SOURCE MATERIAL:
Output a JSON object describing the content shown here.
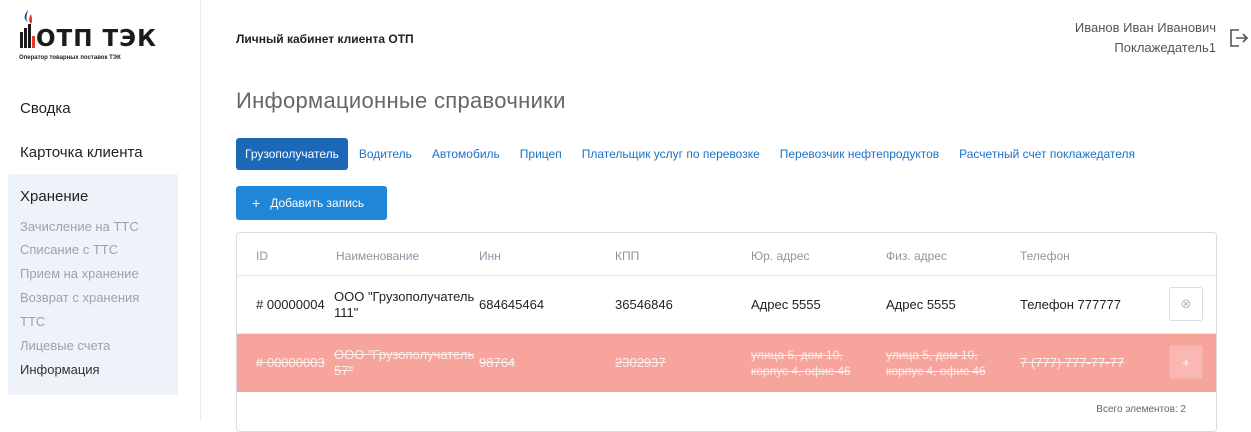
{
  "logo": {
    "name": "ОТП ТЭК",
    "subtitle": "Оператор товарных поставок ТЭК"
  },
  "sidebar": {
    "svodka": "Сводка",
    "client_card": "Карточка клиента",
    "storage_title": "Хранение",
    "storage_items": [
      "Зачисление на ТТС",
      "Списание с ТТС",
      "Прием на хранение",
      "Возврат с хранения",
      "ТТС",
      "Лицевые счета",
      "Информация"
    ]
  },
  "header": {
    "title": "Личный кабинет клиента ОТП",
    "user_name": "Иванов Иван Иванович",
    "user_role": "Поклажедатель1"
  },
  "page": {
    "title": "Информационные справочники"
  },
  "tabs": [
    "Грузополучатель",
    "Водитель",
    "Автомобиль",
    "Прицеп",
    "Плательщик услуг по перевозке",
    "Перевозчик нефтепродуктов",
    "Расчетный счет поклажедателя"
  ],
  "add_button": {
    "label": "Добавить запись",
    "icon": "plus-icon"
  },
  "table": {
    "headers": [
      "ID",
      "Наименование",
      "Инн",
      "КПП",
      "Юр. адрес",
      "Физ. адрес",
      "Телефон"
    ],
    "rows": [
      {
        "id": "# 00000004",
        "name_l1": "ООО \"Грузополучатель",
        "name_l2": "111\"",
        "inn": "684645464",
        "kpp": "36546846",
        "ur_l1": "Адрес 5555",
        "ur_l2": "",
        "fiz_l1": "Адрес 5555",
        "fiz_l2": "",
        "phone": "Телефон 777777",
        "action_icon": "remove-circle-icon",
        "action": "⊗",
        "deleted": false
      },
      {
        "id": "# 00000003",
        "name_l1": "ООО \"Грузополучатель",
        "name_l2": "57\"",
        "inn": "98764",
        "kpp": "2302937",
        "ur_l1": "улица 5, дом 10,",
        "ur_l2": "корпус 4, офис 46",
        "fiz_l1": "улица 5, дом 10,",
        "fiz_l2": "корпус 4, офис 46",
        "phone": "7 (777) 777-77-77",
        "action_icon": "plus-icon",
        "action": "+",
        "deleted": true
      }
    ],
    "total": "Всего элементов: 2"
  },
  "colors": {
    "accent": "#1f86d8",
    "tab_active": "#1c68b8",
    "deleted_row": "#f7a59c",
    "logo_red": "#e23a2b",
    "logo_blue": "#1b4f9c"
  }
}
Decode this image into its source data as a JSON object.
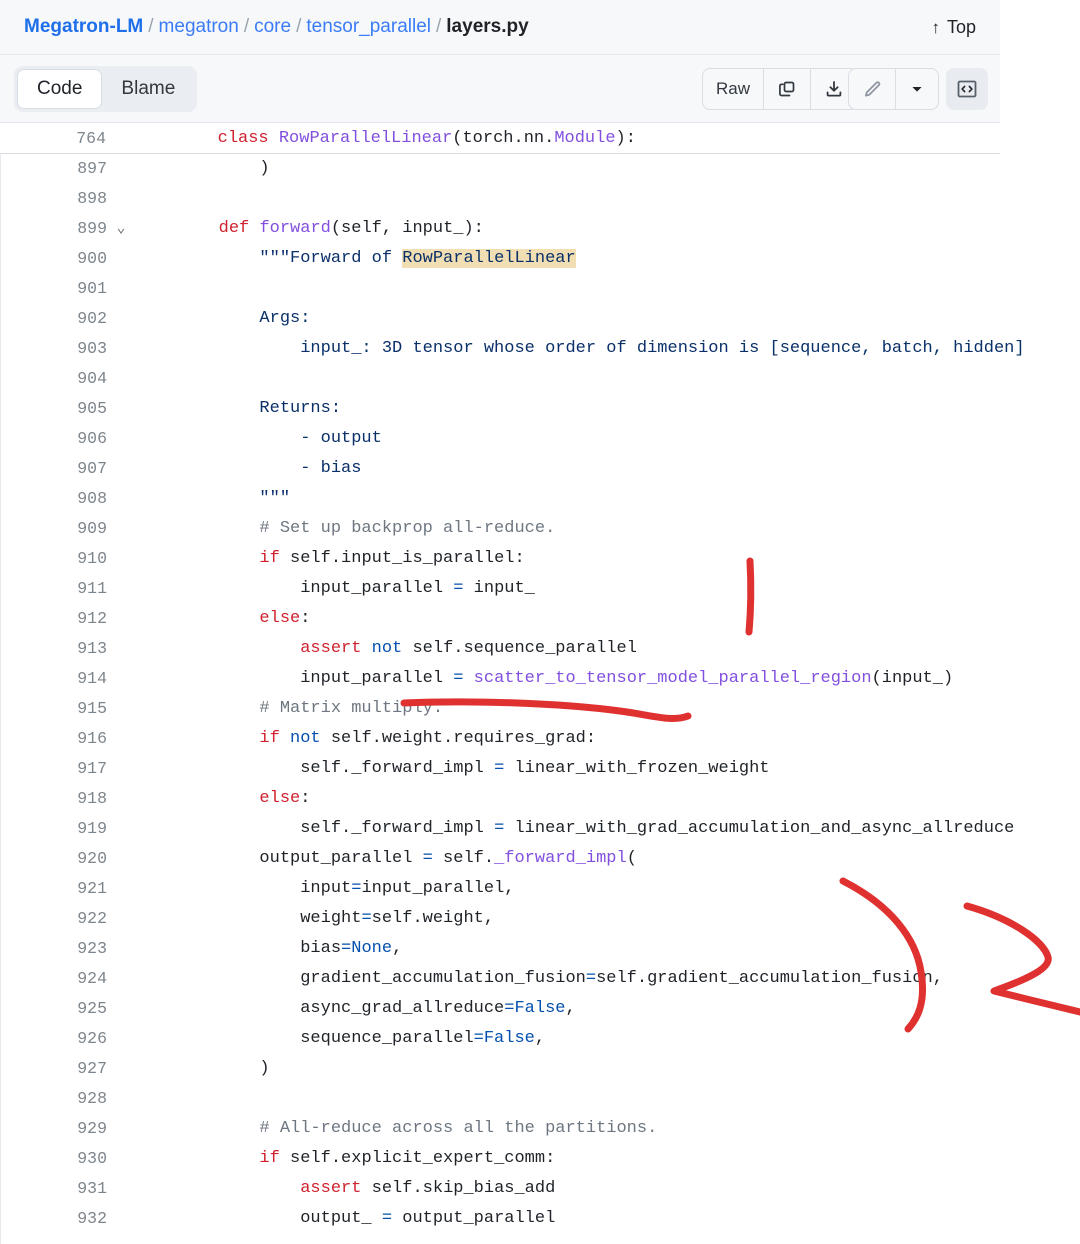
{
  "header": {
    "breadcrumb": {
      "repo": "Megatron-LM",
      "parts": [
        "megatron",
        "core",
        "tensor_parallel"
      ],
      "file": "layers.py",
      "separator": "/"
    },
    "top_label": "Top",
    "top_arrow": "↑"
  },
  "toolbar": {
    "tabs": [
      {
        "label": "Code",
        "active": true
      },
      {
        "label": "Blame",
        "active": false
      }
    ],
    "raw_label": "Raw",
    "icons": {
      "copy": "copy-icon",
      "download": "download-icon",
      "edit": "pencil-icon",
      "dropdown": "chevron-down-icon",
      "code_view": "code-symbol-icon"
    }
  },
  "sticky_line": {
    "number": "764",
    "tokens": [
      {
        "t": "        ",
        "c": ""
      },
      {
        "t": "class",
        "c": "kw"
      },
      {
        "t": " ",
        "c": ""
      },
      {
        "t": "RowParallelLinear",
        "c": "fn"
      },
      {
        "t": "(torch.nn.",
        "c": ""
      },
      {
        "t": "Module",
        "c": "fn"
      },
      {
        "t": "):",
        "c": ""
      }
    ]
  },
  "colors": {
    "keyword": "#cf222e",
    "constant": "#0550ae",
    "string": "#0a3069",
    "comment": "#6e7781",
    "function": "#8250df",
    "highlight": "#f1dfb3",
    "annotation": "#e03131",
    "link": "#3b7cf6",
    "chrome": "#f6f8fa"
  },
  "code_lines": [
    {
      "n": "897",
      "chev": false,
      "tokens": [
        {
          "t": "            )",
          "c": ""
        }
      ]
    },
    {
      "n": "898",
      "chev": false,
      "tokens": []
    },
    {
      "n": "899",
      "chev": true,
      "tokens": [
        {
          "t": "        ",
          "c": ""
        },
        {
          "t": "def",
          "c": "kw"
        },
        {
          "t": " ",
          "c": ""
        },
        {
          "t": "forward",
          "c": "fn"
        },
        {
          "t": "(self, input_):",
          "c": ""
        }
      ]
    },
    {
      "n": "900",
      "chev": false,
      "tokens": [
        {
          "t": "            ",
          "c": ""
        },
        {
          "t": "\"\"\"Forward of ",
          "c": "str"
        },
        {
          "t": "RowParallelLinear",
          "c": "str hl"
        }
      ]
    },
    {
      "n": "901",
      "chev": false,
      "tokens": []
    },
    {
      "n": "902",
      "chev": false,
      "tokens": [
        {
          "t": "            Args:",
          "c": "str"
        }
      ]
    },
    {
      "n": "903",
      "chev": false,
      "tokens": [
        {
          "t": "                input_: 3D tensor whose order of dimension is [sequence, batch, hidden]",
          "c": "str"
        }
      ]
    },
    {
      "n": "904",
      "chev": false,
      "tokens": []
    },
    {
      "n": "905",
      "chev": false,
      "tokens": [
        {
          "t": "            Returns:",
          "c": "str"
        }
      ]
    },
    {
      "n": "906",
      "chev": false,
      "tokens": [
        {
          "t": "                - output",
          "c": "str"
        }
      ]
    },
    {
      "n": "907",
      "chev": false,
      "tokens": [
        {
          "t": "                - bias",
          "c": "str"
        }
      ]
    },
    {
      "n": "908",
      "chev": false,
      "tokens": [
        {
          "t": "            \"\"\"",
          "c": "str"
        }
      ]
    },
    {
      "n": "909",
      "chev": false,
      "tokens": [
        {
          "t": "            # Set up backprop all-reduce.",
          "c": "com"
        }
      ]
    },
    {
      "n": "910",
      "chev": false,
      "tokens": [
        {
          "t": "            ",
          "c": ""
        },
        {
          "t": "if",
          "c": "kw"
        },
        {
          "t": " self.input_is_parallel:",
          "c": ""
        }
      ]
    },
    {
      "n": "911",
      "chev": false,
      "tokens": [
        {
          "t": "                input_parallel ",
          "c": ""
        },
        {
          "t": "=",
          "c": "op"
        },
        {
          "t": " input_",
          "c": ""
        }
      ]
    },
    {
      "n": "912",
      "chev": false,
      "tokens": [
        {
          "t": "            ",
          "c": ""
        },
        {
          "t": "else",
          "c": "kw"
        },
        {
          "t": ":",
          "c": ""
        }
      ]
    },
    {
      "n": "913",
      "chev": false,
      "tokens": [
        {
          "t": "                ",
          "c": ""
        },
        {
          "t": "assert",
          "c": "kw"
        },
        {
          "t": " ",
          "c": ""
        },
        {
          "t": "not",
          "c": "con"
        },
        {
          "t": " self.sequence_parallel",
          "c": ""
        }
      ]
    },
    {
      "n": "914",
      "chev": false,
      "tokens": [
        {
          "t": "                input_parallel ",
          "c": ""
        },
        {
          "t": "=",
          "c": "op"
        },
        {
          "t": " ",
          "c": ""
        },
        {
          "t": "scatter_to_tensor_model_parallel_region",
          "c": "fn"
        },
        {
          "t": "(input_)",
          "c": ""
        }
      ]
    },
    {
      "n": "915",
      "chev": false,
      "tokens": [
        {
          "t": "            # Matrix multiply.",
          "c": "com"
        }
      ]
    },
    {
      "n": "916",
      "chev": false,
      "tokens": [
        {
          "t": "            ",
          "c": ""
        },
        {
          "t": "if",
          "c": "kw"
        },
        {
          "t": " ",
          "c": ""
        },
        {
          "t": "not",
          "c": "con"
        },
        {
          "t": " self.weight.requires_grad:",
          "c": ""
        }
      ]
    },
    {
      "n": "917",
      "chev": false,
      "tokens": [
        {
          "t": "                self._forward_impl ",
          "c": ""
        },
        {
          "t": "=",
          "c": "op"
        },
        {
          "t": " linear_with_frozen_weight",
          "c": ""
        }
      ]
    },
    {
      "n": "918",
      "chev": false,
      "tokens": [
        {
          "t": "            ",
          "c": ""
        },
        {
          "t": "else",
          "c": "kw"
        },
        {
          "t": ":",
          "c": ""
        }
      ]
    },
    {
      "n": "919",
      "chev": false,
      "tokens": [
        {
          "t": "                self._forward_impl ",
          "c": ""
        },
        {
          "t": "=",
          "c": "op"
        },
        {
          "t": " linear_with_grad_accumulation_and_async_allreduce",
          "c": ""
        }
      ]
    },
    {
      "n": "920",
      "chev": false,
      "tokens": [
        {
          "t": "            output_parallel ",
          "c": ""
        },
        {
          "t": "=",
          "c": "op"
        },
        {
          "t": " self.",
          "c": ""
        },
        {
          "t": "_forward_impl",
          "c": "fn"
        },
        {
          "t": "(",
          "c": ""
        }
      ]
    },
    {
      "n": "921",
      "chev": false,
      "tokens": [
        {
          "t": "                input",
          "c": ""
        },
        {
          "t": "=",
          "c": "op"
        },
        {
          "t": "input_parallel,",
          "c": ""
        }
      ]
    },
    {
      "n": "922",
      "chev": false,
      "tokens": [
        {
          "t": "                weight",
          "c": ""
        },
        {
          "t": "=",
          "c": "op"
        },
        {
          "t": "self.weight,",
          "c": ""
        }
      ]
    },
    {
      "n": "923",
      "chev": false,
      "tokens": [
        {
          "t": "                bias",
          "c": ""
        },
        {
          "t": "=",
          "c": "op"
        },
        {
          "t": "None",
          "c": "con"
        },
        {
          "t": ",",
          "c": ""
        }
      ]
    },
    {
      "n": "924",
      "chev": false,
      "tokens": [
        {
          "t": "                gradient_accumulation_fusion",
          "c": ""
        },
        {
          "t": "=",
          "c": "op"
        },
        {
          "t": "self.gradient_accumulation_fusion,",
          "c": ""
        }
      ]
    },
    {
      "n": "925",
      "chev": false,
      "tokens": [
        {
          "t": "                async_grad_allreduce",
          "c": ""
        },
        {
          "t": "=",
          "c": "op"
        },
        {
          "t": "False",
          "c": "con"
        },
        {
          "t": ",",
          "c": ""
        }
      ]
    },
    {
      "n": "926",
      "chev": false,
      "tokens": [
        {
          "t": "                sequence_parallel",
          "c": ""
        },
        {
          "t": "=",
          "c": "op"
        },
        {
          "t": "False",
          "c": "con"
        },
        {
          "t": ",",
          "c": ""
        }
      ]
    },
    {
      "n": "927",
      "chev": false,
      "tokens": [
        {
          "t": "            )",
          "c": ""
        }
      ]
    },
    {
      "n": "928",
      "chev": false,
      "tokens": []
    },
    {
      "n": "929",
      "chev": false,
      "tokens": [
        {
          "t": "            # All-reduce across all the partitions.",
          "c": "com"
        }
      ]
    },
    {
      "n": "930",
      "chev": false,
      "tokens": [
        {
          "t": "            ",
          "c": ""
        },
        {
          "t": "if",
          "c": "kw"
        },
        {
          "t": " self.explicit_expert_comm:",
          "c": ""
        }
      ]
    },
    {
      "n": "931",
      "chev": false,
      "tokens": [
        {
          "t": "                ",
          "c": ""
        },
        {
          "t": "assert",
          "c": "kw"
        },
        {
          "t": " self.skip_bias_add",
          "c": ""
        }
      ]
    },
    {
      "n": "932",
      "chev": false,
      "tokens": [
        {
          "t": "                output_ ",
          "c": ""
        },
        {
          "t": "=",
          "c": "op"
        },
        {
          "t": " output_parallel",
          "c": ""
        }
      ]
    }
  ],
  "annotations": [
    {
      "name": "vertical-stroke"
    },
    {
      "name": "horizontal-underline-stroke"
    },
    {
      "name": "curved-bracket-stroke"
    },
    {
      "name": "arrow-chevron-stroke"
    }
  ]
}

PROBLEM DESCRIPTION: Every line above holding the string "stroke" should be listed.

RESPONSE TO THIS TASK:
      "name": "vertical-stroke"
      "name": "horizontal-underline-stroke"
      "name": "curved-bracket-stroke"
      "name": "arrow-chevron-stroke"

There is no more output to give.